▶ _The task_: Since only the written part is wanted, repeat the records exactly and omit the pictures.

▶ _Listed records_:
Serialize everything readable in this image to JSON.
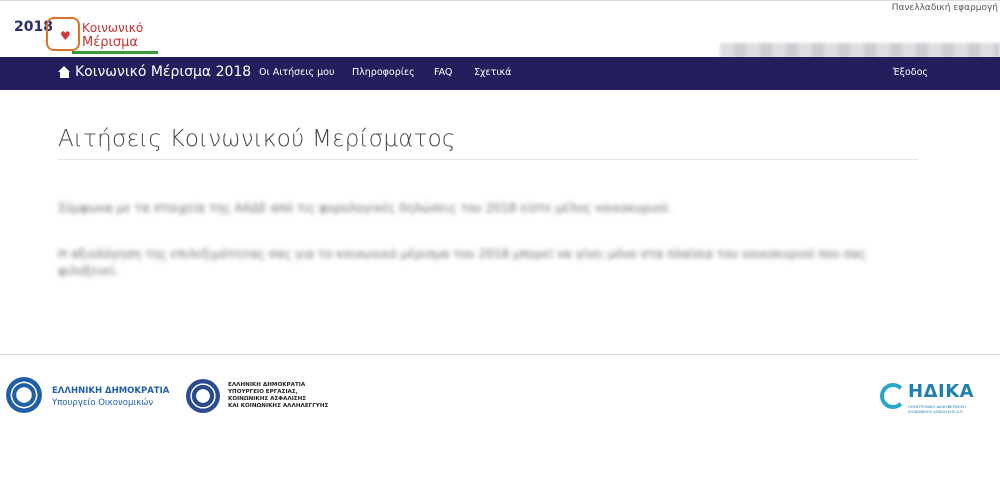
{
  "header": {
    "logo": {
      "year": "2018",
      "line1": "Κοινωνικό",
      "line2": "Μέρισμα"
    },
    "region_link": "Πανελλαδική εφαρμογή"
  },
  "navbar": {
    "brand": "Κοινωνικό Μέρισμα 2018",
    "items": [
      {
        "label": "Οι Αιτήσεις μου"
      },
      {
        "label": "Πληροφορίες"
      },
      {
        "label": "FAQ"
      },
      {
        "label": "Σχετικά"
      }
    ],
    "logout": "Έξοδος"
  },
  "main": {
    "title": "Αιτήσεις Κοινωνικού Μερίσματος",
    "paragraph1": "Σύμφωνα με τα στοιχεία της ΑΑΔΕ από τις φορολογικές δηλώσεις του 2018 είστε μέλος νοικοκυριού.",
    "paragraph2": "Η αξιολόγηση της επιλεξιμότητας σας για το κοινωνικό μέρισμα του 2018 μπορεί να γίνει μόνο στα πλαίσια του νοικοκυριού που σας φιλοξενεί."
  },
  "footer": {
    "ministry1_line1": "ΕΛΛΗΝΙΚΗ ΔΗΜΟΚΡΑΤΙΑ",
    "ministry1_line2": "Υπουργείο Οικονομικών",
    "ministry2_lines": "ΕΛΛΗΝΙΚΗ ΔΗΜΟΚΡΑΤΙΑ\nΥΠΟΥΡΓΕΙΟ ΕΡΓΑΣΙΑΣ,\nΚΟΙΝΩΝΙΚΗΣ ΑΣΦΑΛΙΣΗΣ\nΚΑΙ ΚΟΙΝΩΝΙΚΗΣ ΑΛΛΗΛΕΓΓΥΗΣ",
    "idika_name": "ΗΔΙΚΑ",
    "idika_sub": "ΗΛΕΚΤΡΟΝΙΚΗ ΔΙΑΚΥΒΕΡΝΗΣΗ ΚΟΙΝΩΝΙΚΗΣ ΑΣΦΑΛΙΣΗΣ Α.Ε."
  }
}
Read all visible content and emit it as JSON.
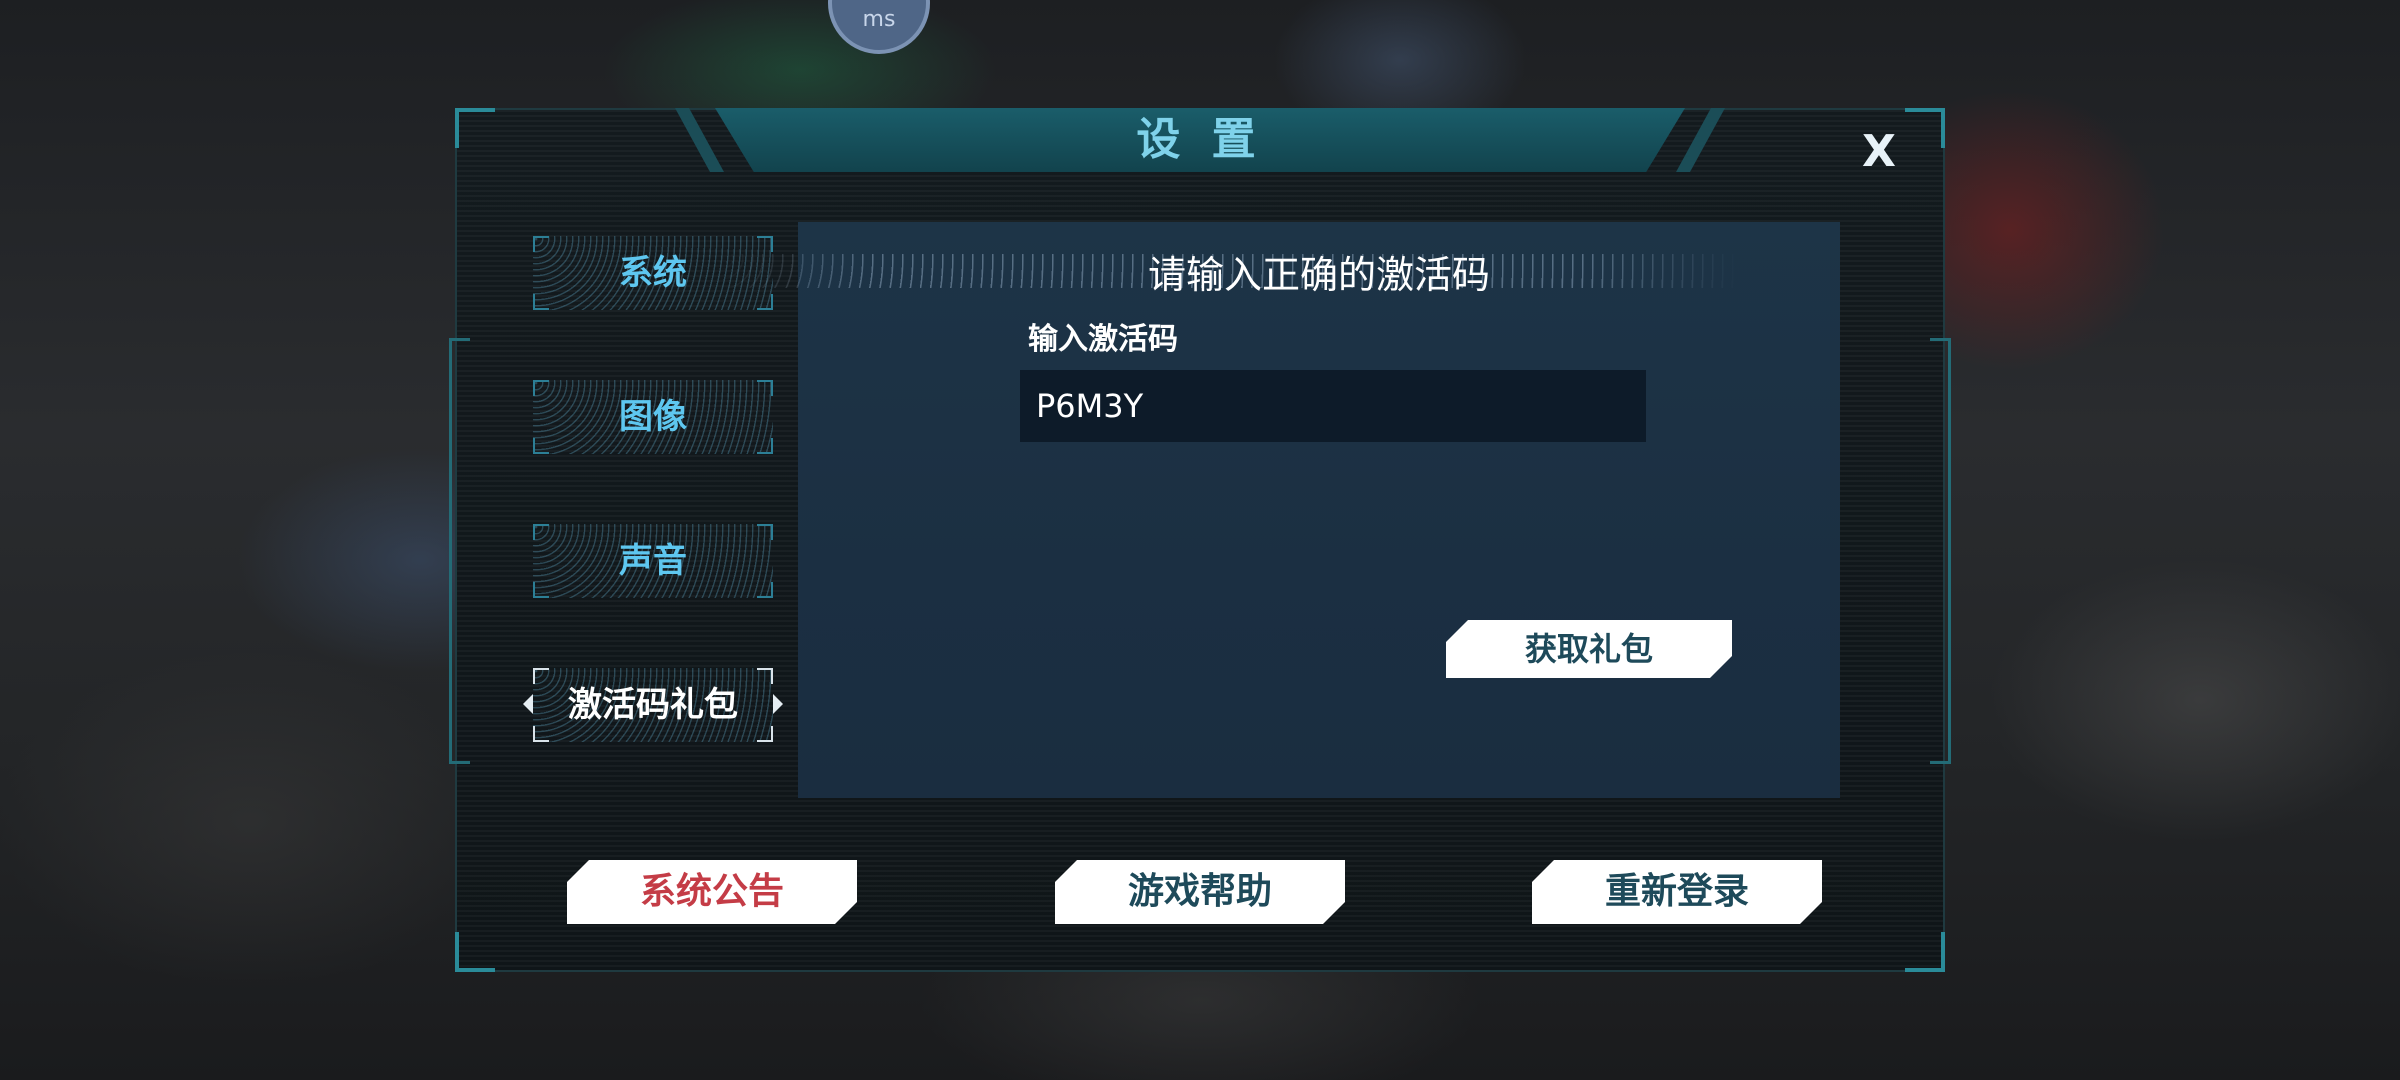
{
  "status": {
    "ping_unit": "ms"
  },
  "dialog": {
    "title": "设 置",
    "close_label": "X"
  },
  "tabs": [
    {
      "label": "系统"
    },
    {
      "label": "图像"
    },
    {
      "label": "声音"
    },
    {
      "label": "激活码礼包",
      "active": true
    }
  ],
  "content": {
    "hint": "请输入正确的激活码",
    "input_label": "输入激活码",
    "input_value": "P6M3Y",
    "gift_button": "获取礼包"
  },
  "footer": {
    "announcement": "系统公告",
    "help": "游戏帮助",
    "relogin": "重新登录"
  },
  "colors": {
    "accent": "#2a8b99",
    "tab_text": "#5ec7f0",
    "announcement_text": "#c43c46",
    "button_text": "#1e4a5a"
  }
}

▶ _Answer area_:
Serialize everything readable in this image to JSON.
{
  "header": {
    "logo": {
      "year": "2018",
      "line1": "Κοινωνικό",
      "line2": "Μέρισμα"
    },
    "region_link": "Πανελλαδική εφαρμογή"
  },
  "navbar": {
    "brand": "Κοινωνικό Μέρισμα 2018",
    "items": [
      {
        "label": "Οι Αιτήσεις μου"
      },
      {
        "label": "Πληροφορίες"
      },
      {
        "label": "FAQ"
      },
      {
        "label": "Σχετικά"
      }
    ],
    "logout": "Έξοδος"
  },
  "main": {
    "title": "Αιτήσεις Κοινωνικού Μερίσματος",
    "paragraph1": "Σύμφωνα με τα στοιχεία της ΑΑΔΕ από τις φορολογικές δηλώσεις του 2018 είστε μέλος νοικοκυριού.",
    "paragraph2": "Η αξιολόγηση της επιλεξιμότητας σας για το κοινωνικό μέρισμα του 2018 μπορεί να γίνει μόνο στα πλαίσια του νοικοκυριού που σας φιλοξενεί."
  },
  "footer": {
    "ministry1_line1": "ΕΛΛΗΝΙΚΗ ΔΗΜΟΚΡΑΤΙΑ",
    "ministry1_line2": "Υπουργείο Οικονομικών",
    "ministry2_lines": "ΕΛΛΗΝΙΚΗ ΔΗΜΟΚΡΑΤΙΑ\nΥΠΟΥΡΓΕΙΟ ΕΡΓΑΣΙΑΣ,\nΚΟΙΝΩΝΙΚΗΣ ΑΣΦΑΛΙΣΗΣ\nΚΑΙ ΚΟΙΝΩΝΙΚΗΣ ΑΛΛΗΛΕΓΓΥΗΣ",
    "idika_name": "ΗΔΙΚΑ",
    "idika_sub": "ΗΛΕΚΤΡΟΝΙΚΗ ΔΙΑΚΥΒΕΡΝΗΣΗ ΚΟΙΝΩΝΙΚΗΣ ΑΣΦΑΛΙΣΗΣ Α.Ε."
  }
}
Read all visible content and emit it as JSON.
{
  "status": {
    "ping_unit": "ms"
  },
  "dialog": {
    "title": "设 置",
    "close_label": "X"
  },
  "tabs": [
    {
      "label": "系统"
    },
    {
      "label": "图像"
    },
    {
      "label": "声音"
    },
    {
      "label": "激活码礼包",
      "active": true
    }
  ],
  "content": {
    "hint": "请输入正确的激活码",
    "input_label": "输入激活码",
    "input_value": "P6M3Y",
    "gift_button": "获取礼包"
  },
  "footer": {
    "announcement": "系统公告",
    "help": "游戏帮助",
    "relogin": "重新登录"
  },
  "colors": {
    "accent": "#2a8b99",
    "tab_text": "#5ec7f0",
    "announcement_text": "#c43c46",
    "button_text": "#1e4a5a"
  }
}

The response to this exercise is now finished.